* PROVIDED DATA:
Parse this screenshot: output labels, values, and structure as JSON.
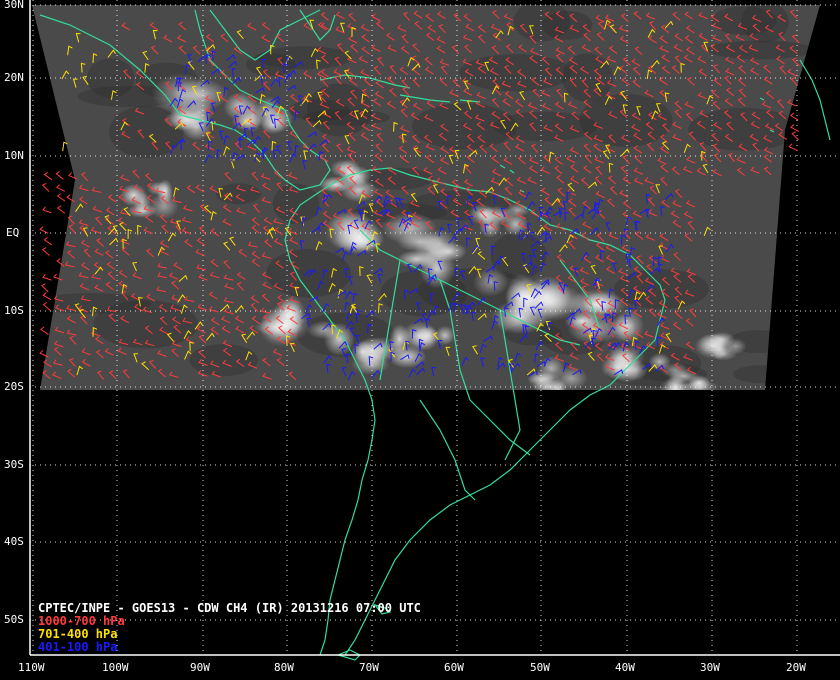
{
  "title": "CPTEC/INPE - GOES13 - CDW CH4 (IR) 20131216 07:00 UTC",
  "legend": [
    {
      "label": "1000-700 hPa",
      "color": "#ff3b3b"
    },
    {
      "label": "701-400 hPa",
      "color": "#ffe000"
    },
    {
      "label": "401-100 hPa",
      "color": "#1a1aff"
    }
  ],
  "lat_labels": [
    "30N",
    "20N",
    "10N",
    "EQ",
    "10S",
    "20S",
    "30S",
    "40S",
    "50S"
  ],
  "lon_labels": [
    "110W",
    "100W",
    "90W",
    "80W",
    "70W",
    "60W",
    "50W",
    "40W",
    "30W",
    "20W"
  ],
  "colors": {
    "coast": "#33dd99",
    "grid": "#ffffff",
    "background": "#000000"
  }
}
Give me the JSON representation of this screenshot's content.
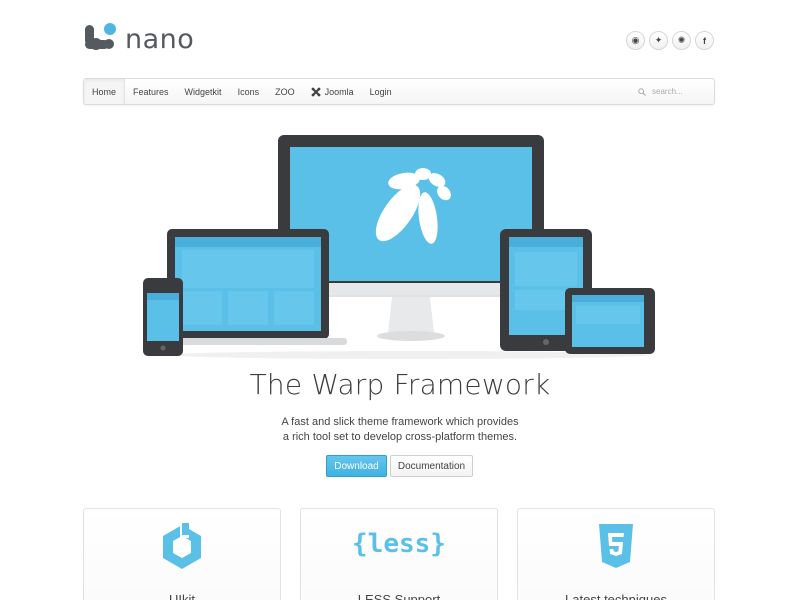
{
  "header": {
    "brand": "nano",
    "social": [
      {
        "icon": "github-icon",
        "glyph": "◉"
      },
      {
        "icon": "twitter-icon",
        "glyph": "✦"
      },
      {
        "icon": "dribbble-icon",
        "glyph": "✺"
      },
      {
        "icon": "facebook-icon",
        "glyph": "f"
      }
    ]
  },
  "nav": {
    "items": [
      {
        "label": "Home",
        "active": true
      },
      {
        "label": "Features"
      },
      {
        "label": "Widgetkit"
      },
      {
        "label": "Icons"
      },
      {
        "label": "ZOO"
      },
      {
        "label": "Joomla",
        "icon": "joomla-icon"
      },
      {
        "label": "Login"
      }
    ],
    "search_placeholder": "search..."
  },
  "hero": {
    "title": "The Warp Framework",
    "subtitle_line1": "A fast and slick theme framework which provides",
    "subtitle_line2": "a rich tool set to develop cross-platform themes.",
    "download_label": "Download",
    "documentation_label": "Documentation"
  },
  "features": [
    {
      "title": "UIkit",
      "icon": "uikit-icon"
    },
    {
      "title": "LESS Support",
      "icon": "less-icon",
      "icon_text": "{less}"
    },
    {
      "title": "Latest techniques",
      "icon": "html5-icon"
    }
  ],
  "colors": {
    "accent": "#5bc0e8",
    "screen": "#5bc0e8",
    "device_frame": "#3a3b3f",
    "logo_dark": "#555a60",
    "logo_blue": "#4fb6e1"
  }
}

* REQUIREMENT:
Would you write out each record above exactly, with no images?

* RESPONSE AREA:
Parse this screenshot: output labels, values, and structure as JSON.
{
  "title": "CPTEC/INPE - GOES13 - CDW CH4 (IR) 20131216 07:00 UTC",
  "legend": [
    {
      "label": "1000-700 hPa",
      "color": "#ff3b3b"
    },
    {
      "label": "701-400 hPa",
      "color": "#ffe000"
    },
    {
      "label": "401-100 hPa",
      "color": "#1a1aff"
    }
  ],
  "lat_labels": [
    "30N",
    "20N",
    "10N",
    "EQ",
    "10S",
    "20S",
    "30S",
    "40S",
    "50S"
  ],
  "lon_labels": [
    "110W",
    "100W",
    "90W",
    "80W",
    "70W",
    "60W",
    "50W",
    "40W",
    "30W",
    "20W"
  ],
  "colors": {
    "coast": "#33dd99",
    "grid": "#ffffff",
    "background": "#000000"
  }
}
Give me the JSON representation of this screenshot's content.
{
  "header": {
    "brand": "nano",
    "social": [
      {
        "icon": "github-icon",
        "glyph": "◉"
      },
      {
        "icon": "twitter-icon",
        "glyph": "✦"
      },
      {
        "icon": "dribbble-icon",
        "glyph": "✺"
      },
      {
        "icon": "facebook-icon",
        "glyph": "f"
      }
    ]
  },
  "nav": {
    "items": [
      {
        "label": "Home",
        "active": true
      },
      {
        "label": "Features"
      },
      {
        "label": "Widgetkit"
      },
      {
        "label": "Icons"
      },
      {
        "label": "ZOO"
      },
      {
        "label": "Joomla",
        "icon": "joomla-icon"
      },
      {
        "label": "Login"
      }
    ],
    "search_placeholder": "search..."
  },
  "hero": {
    "title": "The Warp Framework",
    "subtitle_line1": "A fast and slick theme framework which provides",
    "subtitle_line2": "a rich tool set to develop cross-platform themes.",
    "download_label": "Download",
    "documentation_label": "Documentation"
  },
  "features": [
    {
      "title": "UIkit",
      "icon": "uikit-icon"
    },
    {
      "title": "LESS Support",
      "icon": "less-icon",
      "icon_text": "{less}"
    },
    {
      "title": "Latest techniques",
      "icon": "html5-icon"
    }
  ],
  "colors": {
    "accent": "#5bc0e8",
    "screen": "#5bc0e8",
    "device_frame": "#3a3b3f",
    "logo_dark": "#555a60",
    "logo_blue": "#4fb6e1"
  }
}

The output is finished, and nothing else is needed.